There followed a silence which drowsed and buzzed to eternity, and during which Mr. Morrissy's curled moustaches straightened and grew limp and drooped. An edge of ice stiffened around Miss O'Malley. Incredulity, frozen and wan, thawed into swift comprehension and dismay, lit a flame in her cheeks, throbbed burningly at the lobes of her ears, spread magnetic and prickling over her whole stung body, and ebbed and froze again to immobility. She opposed her cousin's kind eyes with a stony brow.

"I think," said she rising, "that I had better see to my packing."

"Must you go?" said Mrs. Morrissy, with courteous unconcern, and she helped herself to cream. Her husband glared insanely at a pat of butter, and tried to look like some one who was somewhere else.

Miss O'Malley closed the door behind her with extreme gentleness.

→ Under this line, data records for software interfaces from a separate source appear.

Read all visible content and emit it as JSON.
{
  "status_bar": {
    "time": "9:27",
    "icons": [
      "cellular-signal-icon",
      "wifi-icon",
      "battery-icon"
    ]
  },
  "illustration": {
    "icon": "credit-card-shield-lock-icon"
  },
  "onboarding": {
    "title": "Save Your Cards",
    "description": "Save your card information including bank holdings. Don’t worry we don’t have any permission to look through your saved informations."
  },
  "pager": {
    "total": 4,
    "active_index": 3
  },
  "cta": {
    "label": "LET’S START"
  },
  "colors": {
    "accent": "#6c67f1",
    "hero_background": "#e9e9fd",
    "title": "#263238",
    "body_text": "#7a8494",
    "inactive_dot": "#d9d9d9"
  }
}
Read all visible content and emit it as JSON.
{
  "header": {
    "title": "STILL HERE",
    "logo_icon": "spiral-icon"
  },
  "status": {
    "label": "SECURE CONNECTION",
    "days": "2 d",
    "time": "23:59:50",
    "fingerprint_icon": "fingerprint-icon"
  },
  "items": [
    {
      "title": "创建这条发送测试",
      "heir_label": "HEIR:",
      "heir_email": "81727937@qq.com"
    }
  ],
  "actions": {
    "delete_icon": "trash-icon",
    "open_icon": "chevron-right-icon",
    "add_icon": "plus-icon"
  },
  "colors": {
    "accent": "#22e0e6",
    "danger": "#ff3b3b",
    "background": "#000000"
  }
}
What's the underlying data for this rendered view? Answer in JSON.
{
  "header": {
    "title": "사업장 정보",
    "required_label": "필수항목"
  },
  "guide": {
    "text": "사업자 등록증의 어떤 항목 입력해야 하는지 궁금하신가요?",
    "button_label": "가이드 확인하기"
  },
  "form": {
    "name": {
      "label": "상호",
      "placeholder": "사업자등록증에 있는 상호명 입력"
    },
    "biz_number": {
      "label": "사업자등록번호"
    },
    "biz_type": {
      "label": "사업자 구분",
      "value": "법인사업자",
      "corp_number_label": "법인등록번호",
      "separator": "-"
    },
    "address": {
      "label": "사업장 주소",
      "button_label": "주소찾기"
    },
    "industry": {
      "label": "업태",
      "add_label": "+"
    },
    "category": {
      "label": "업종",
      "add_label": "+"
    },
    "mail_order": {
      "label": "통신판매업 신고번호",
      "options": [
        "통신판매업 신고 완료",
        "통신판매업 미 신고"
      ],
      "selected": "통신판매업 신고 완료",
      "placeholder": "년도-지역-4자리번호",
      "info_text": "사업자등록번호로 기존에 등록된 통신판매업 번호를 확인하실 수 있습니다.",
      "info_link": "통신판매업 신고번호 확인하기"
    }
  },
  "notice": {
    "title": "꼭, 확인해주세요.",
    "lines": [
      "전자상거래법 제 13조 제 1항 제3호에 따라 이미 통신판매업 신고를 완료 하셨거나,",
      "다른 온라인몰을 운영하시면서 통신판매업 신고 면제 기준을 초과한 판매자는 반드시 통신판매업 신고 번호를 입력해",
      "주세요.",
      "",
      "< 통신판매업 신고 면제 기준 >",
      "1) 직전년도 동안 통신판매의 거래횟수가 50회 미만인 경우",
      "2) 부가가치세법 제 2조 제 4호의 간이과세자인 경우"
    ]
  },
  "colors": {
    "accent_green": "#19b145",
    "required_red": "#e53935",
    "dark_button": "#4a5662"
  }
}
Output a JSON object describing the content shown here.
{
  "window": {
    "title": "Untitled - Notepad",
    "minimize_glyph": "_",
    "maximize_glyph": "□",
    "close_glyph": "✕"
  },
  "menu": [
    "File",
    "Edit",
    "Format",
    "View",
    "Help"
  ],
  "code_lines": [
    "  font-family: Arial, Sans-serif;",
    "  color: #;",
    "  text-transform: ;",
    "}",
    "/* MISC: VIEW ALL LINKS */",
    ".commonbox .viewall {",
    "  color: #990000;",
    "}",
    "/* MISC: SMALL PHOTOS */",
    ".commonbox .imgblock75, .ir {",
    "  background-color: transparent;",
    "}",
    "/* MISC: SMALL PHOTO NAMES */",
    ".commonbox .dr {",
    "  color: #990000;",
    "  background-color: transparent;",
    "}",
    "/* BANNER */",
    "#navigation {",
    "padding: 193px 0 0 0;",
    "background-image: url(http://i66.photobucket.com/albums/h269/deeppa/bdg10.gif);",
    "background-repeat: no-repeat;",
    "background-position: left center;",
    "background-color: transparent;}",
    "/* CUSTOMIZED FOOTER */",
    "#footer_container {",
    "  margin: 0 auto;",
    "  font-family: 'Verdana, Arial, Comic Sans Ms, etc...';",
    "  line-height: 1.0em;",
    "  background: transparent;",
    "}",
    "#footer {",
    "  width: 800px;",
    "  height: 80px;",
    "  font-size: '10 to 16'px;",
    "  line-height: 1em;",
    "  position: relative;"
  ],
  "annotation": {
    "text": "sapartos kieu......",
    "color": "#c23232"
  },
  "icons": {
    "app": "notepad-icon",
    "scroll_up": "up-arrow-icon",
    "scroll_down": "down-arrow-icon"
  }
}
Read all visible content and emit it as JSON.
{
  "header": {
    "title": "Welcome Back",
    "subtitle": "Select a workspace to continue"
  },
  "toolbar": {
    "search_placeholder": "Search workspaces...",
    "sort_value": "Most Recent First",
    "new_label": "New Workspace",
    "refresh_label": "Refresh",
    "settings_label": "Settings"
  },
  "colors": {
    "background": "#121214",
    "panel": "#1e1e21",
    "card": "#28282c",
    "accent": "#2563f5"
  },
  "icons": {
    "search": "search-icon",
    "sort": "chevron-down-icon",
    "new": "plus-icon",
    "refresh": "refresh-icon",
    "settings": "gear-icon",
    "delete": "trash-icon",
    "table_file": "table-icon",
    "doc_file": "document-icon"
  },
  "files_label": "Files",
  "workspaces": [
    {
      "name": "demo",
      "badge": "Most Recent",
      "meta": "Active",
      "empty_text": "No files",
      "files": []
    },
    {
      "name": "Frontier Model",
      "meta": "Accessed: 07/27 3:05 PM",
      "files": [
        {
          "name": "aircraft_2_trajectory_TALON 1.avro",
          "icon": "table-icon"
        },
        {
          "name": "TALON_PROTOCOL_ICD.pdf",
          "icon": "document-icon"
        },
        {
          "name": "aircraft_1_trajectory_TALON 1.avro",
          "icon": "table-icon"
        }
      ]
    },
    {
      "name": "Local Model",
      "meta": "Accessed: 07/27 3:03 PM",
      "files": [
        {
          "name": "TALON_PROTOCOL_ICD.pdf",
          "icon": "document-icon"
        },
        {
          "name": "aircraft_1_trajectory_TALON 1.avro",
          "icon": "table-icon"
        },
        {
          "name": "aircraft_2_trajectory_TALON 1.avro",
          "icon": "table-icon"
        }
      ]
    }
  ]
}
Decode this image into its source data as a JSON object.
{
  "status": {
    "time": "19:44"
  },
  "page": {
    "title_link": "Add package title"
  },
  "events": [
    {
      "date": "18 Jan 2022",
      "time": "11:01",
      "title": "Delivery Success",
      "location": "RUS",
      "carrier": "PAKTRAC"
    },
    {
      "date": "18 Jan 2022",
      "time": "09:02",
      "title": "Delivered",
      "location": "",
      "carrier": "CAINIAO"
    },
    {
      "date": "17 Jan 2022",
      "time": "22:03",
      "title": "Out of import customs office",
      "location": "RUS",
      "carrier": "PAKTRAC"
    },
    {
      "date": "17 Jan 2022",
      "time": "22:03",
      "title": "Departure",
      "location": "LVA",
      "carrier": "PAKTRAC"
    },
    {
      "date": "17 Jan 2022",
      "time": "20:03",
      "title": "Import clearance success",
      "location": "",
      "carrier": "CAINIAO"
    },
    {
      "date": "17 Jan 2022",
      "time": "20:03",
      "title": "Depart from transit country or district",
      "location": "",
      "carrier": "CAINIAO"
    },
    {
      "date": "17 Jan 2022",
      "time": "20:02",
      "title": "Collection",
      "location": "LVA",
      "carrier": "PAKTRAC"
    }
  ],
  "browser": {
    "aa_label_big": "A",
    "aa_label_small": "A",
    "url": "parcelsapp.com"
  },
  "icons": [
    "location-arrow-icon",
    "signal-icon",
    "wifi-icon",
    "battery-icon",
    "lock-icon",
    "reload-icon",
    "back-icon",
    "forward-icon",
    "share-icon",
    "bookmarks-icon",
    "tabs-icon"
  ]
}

So the matter lay. But the position was unchanged. For a little time peace would reign in that household, but the same driving necessity remained, and before long another, and perhaps more virulent, serpent would have to be requisitioned for the assuagement of those urgent woes. A man's moustaches will arise with the sun; not Joshua could constrain them to the pillow after the lark had sung reveille. A woman will sit pitilessly at the breakfast table however the male eye may shift and quail. It is the business and the art of life to degrade permanencies. Fluidity is existence, there is no other, and for ever the chief attraction of Paradise must be that there is a serpent in it to keep it lively and wholesome. Lacking the serpent we are no longer in Paradise, we are at home, and our sole entertainment is to yawn when we wish to.